are serious about sustainability. From installing solar panels to growing organic grapes, incorporating environmental practices into commercial wine making is virtually a given across the Golden State. Still, the industry’s commitment to going green is a relatively recent development. A decade ago, the pool of eco-vineyards was significantly smaller than it is today. Two decades ago, “green wine” was exclusively the stuff of pioneers – Like Fetzer Vineyards
Fetzer, which today stands as one of the country’s most environmentally responsible winemakers, began its life – appropriately – as a trailblazer. In the late 1950s, Barney and Kathleen Fetzer bought and began to fix up a dilapidated ranch in Redwood Valley, with the hopes of eventually planting vines that would help put Mendocino County on the international wine map.
The release of their first commercial vintage in 1968 coincided almost perfectly with the American wine boom of the 1960s, as American consumers began to look to wine as an important part of dining and recreation. According to A Companion to California Wine
by Charles Lewis Sullivan, per capita wine consumption doubled from one gallon to two between 1960 and 1979. Talk about good timing.
Over the next two decades, Fetzer Vineyards grew alongside the California wine business, adding new varietals (Chardonnay and Riesling) to their repertoire and expanding to a second crushing facility dedicated to white wines (another risky move on their part, as white wines were not taken seriously at the time).
And in 1985 — before some of today’s green wineries ever harvested their first grape crop — they began to make the switch toward sustainable agriculture techniques. According to the company’s manager of sustainability, Ann Thrupp, the idea started when Fetzer hired an organic gardener to establish a five-acre, on-site fruit and vegetable garden, which the company originally planned to use for food and wine pairings. The winemakers were so impressed by the quality of the tomatoes, peaches, squash and herb bounty, that they decided to expand the techniques to their grapes.
“They figured if these great flavors were happening in the garden, maybe they would happen with the grapes as well,” Thrupp said. Fetzer’s vineyard went fully sustainable by 1988. Whole Foods, in comparison, was a mere 8 years old.
Today, Fetzer’s green business practices extend far beyond the fields, into almost every corner of their business. The company continues to eschew the use of synthetic pesticides on their 1,800 acres of planted vineyards, and plant cover crops that attract helpful bugs (spiders, ladybugs etc.) to control unwanted pests. And after the harvest, the grape stems and seeds get composted and eventually spread back onto the vines as nutrient-rich fertilizer.

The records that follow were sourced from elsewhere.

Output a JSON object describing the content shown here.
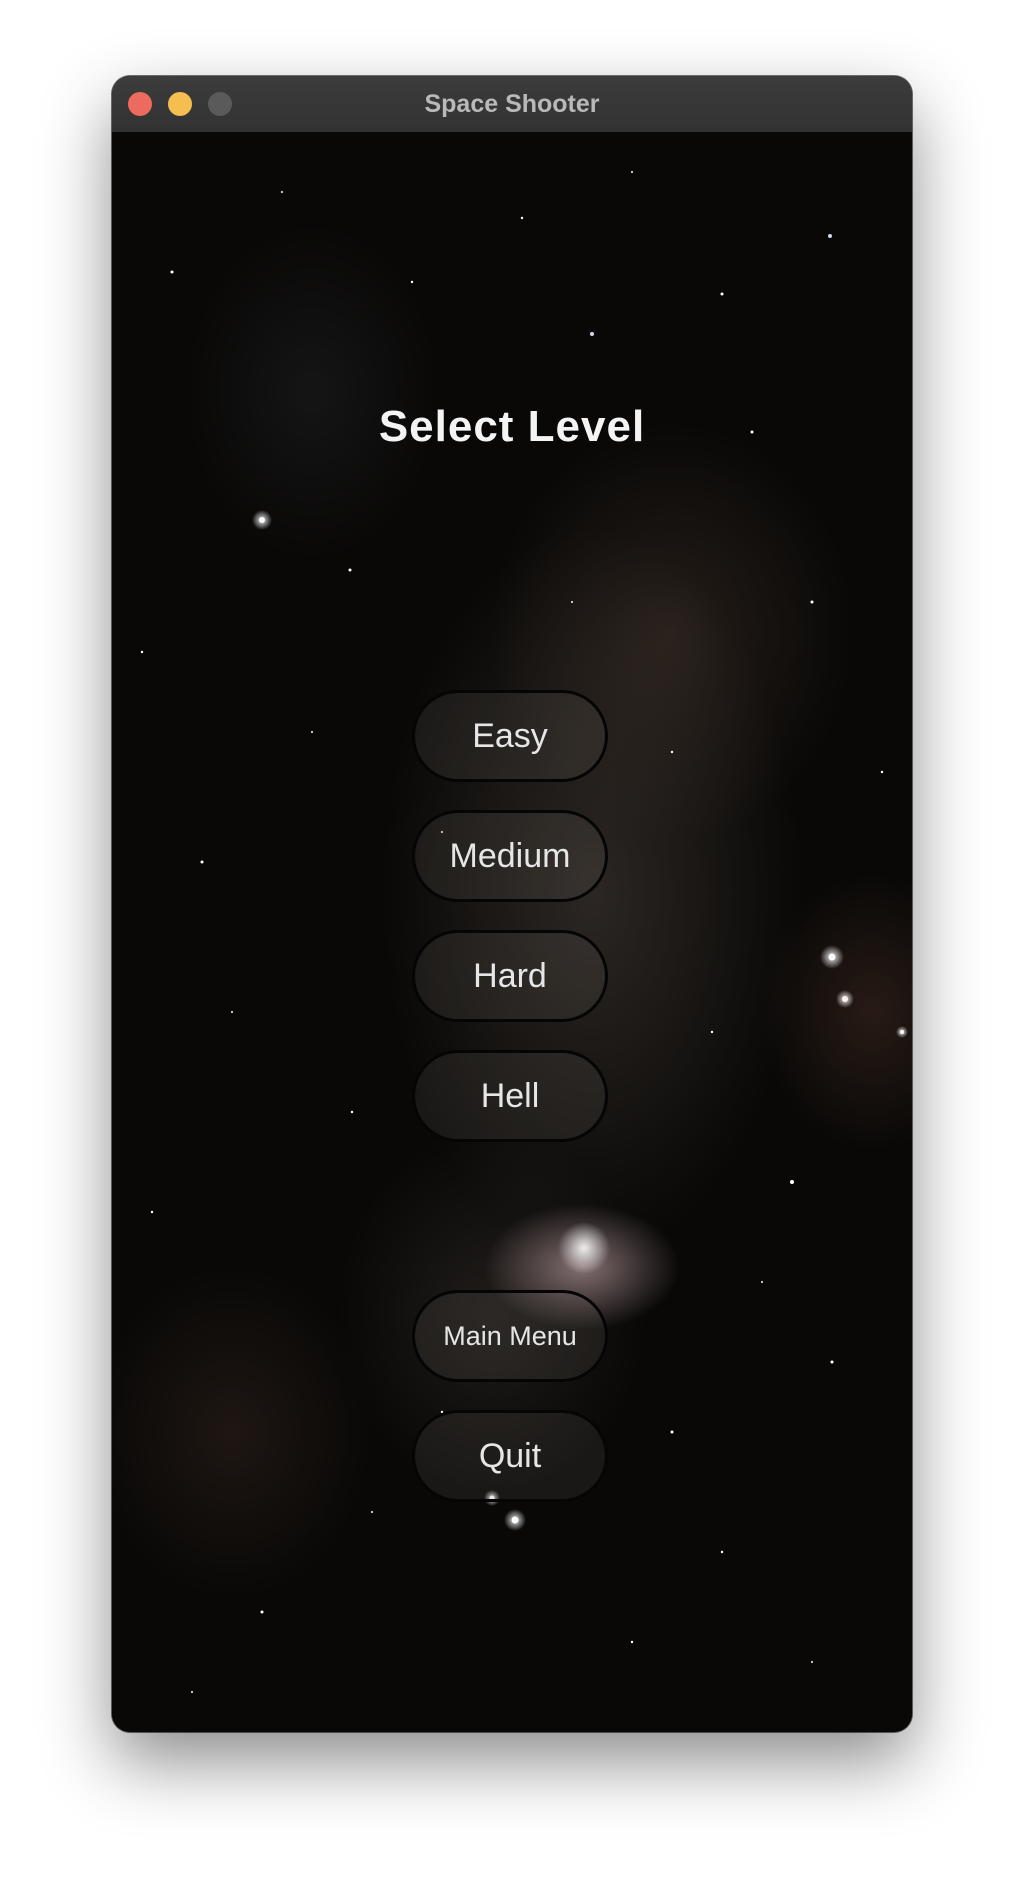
{
  "window": {
    "title": "Space Shooter"
  },
  "screen": {
    "heading": "Select Level",
    "levels": [
      {
        "label": "Easy"
      },
      {
        "label": "Medium"
      },
      {
        "label": "Hard"
      },
      {
        "label": "Hell"
      }
    ],
    "main_menu_label": "Main Menu",
    "quit_label": "Quit"
  },
  "colors": {
    "close": "#ed6a5e",
    "minimize": "#f4bf4f",
    "maximize": "#5a5a5a",
    "titlebar": "#363636",
    "background": "#090807",
    "text": "#e6e6e6"
  }
}
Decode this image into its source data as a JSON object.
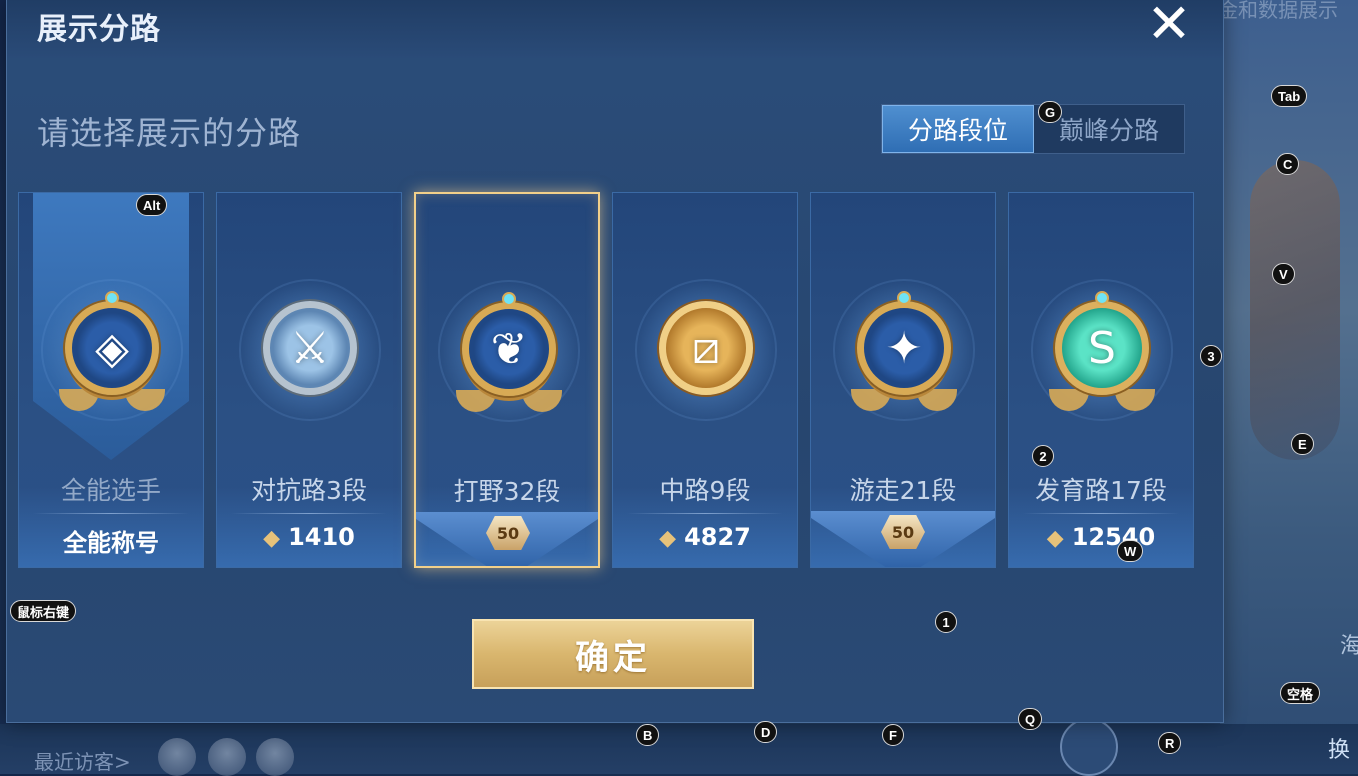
{
  "background": {
    "top_text": "金和数据展示",
    "recent_visitors_label": "最近访客>",
    "right_char_a": "换",
    "right_char_b": "海"
  },
  "dialog": {
    "title": "展示分路",
    "subtitle": "请选择展示的分路",
    "close_glyph": "✕",
    "tabs": [
      {
        "label": "分路段位",
        "active": true
      },
      {
        "label": "巅峰分路",
        "active": false
      }
    ],
    "confirm_label": "确定"
  },
  "cards": [
    {
      "name": "全能选手",
      "value": "全能称号",
      "emblem": "all-round-emblem-icon",
      "glyph": "◈",
      "value_type": "text"
    },
    {
      "name": "对抗路3段",
      "value": "1410",
      "emblem": "clash-lane-emblem-icon",
      "glyph": "⚔",
      "value_type": "points"
    },
    {
      "name": "打野32段",
      "value": "50",
      "emblem": "jungle-emblem-icon",
      "glyph": "❦",
      "value_type": "badge",
      "selected": true
    },
    {
      "name": "中路9段",
      "value": "4827",
      "emblem": "mid-lane-emblem-icon",
      "glyph": "⧄",
      "value_type": "points"
    },
    {
      "name": "游走21段",
      "value": "50",
      "emblem": "roam-emblem-icon",
      "glyph": "✦",
      "value_type": "badge"
    },
    {
      "name": "发育路17段",
      "value": "12540",
      "emblem": "farm-lane-emblem-icon",
      "glyph": "S",
      "value_type": "points"
    }
  ],
  "hints": {
    "alt": "Alt",
    "g": "G",
    "tab": "Tab",
    "c": "C",
    "v": "V",
    "three": "3",
    "e": "E",
    "two": "2",
    "w": "W",
    "right_click": "鼠标右键",
    "one": "1",
    "space": "空格",
    "q": "Q",
    "b": "B",
    "d": "D",
    "f": "F",
    "r": "R"
  },
  "colors": {
    "accent_gold": "#d8aa55",
    "tab_active": "#2f6eb4",
    "dialog_bg": "#27466f"
  }
}
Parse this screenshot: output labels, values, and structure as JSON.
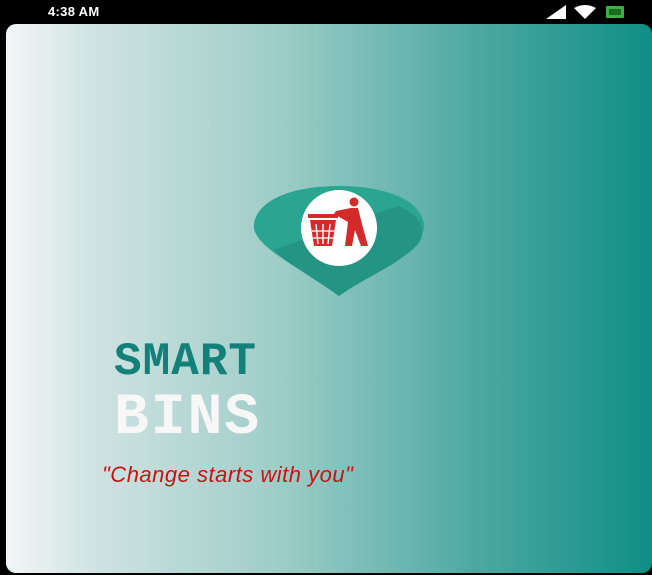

From the bottling plant to the tasting room, Fetzer’s facilities are powered 100 percent by renewable energy, including a massive array of solar panels that generates more than 1 million kilowatt hours of energy each year. Inside the administrative office building, which was constructed in 1996 from sustainable materials (dirt, recycled wood), they have reduced landfill waste by 95 percent since 1990 through company-wide recycling centers, and a commitment to using recycled glass and cardboard in their bottles and packaging boxes. They also use recycled paper goods — everything from letterhead, business cards and press releases to paper towels and toilet paper.
Fetzer’s dedication to conservation extends into the larger natural community as well. They worked with the National Audubon Society
to establish a sanctuary for blue heron along the nearby Russian River, continue to participate in annual river cleanups, and are a certified Fish Friendly Farming
As for the future, Thrupp said that the company continually looks for ways to expand water (“Water is always an issue in our area,” Thrupp said) and energy conservation, and is planning to launch a community garden for employees next year. “Before, the garden was always just for visitors to look and taste,” she said. “Now employees will actually get to work on their plots and grow food for themselves.”
Not surprisingly, Barney and Kathleen’s eco-winery dynasty spawned a second generation. In 2003 year, Patti Fetzer
, the fifth of the Fetzer’s 11 children, launched her own organic vineyard, Patianna
. Her vineyard, which produces certified organic and biodynamic Chardonnay, Sauvignon Blanc and Syrah wines, is part of the new crop of vineyards that takes its cues from the visionary work of pioneers like Fetzer. Patianna’s Web site includes a motto that Patti’s father liked to repeat: “Many footprints in the vineyard show that the vines are well cared for.” Luckily, the wine world is listening.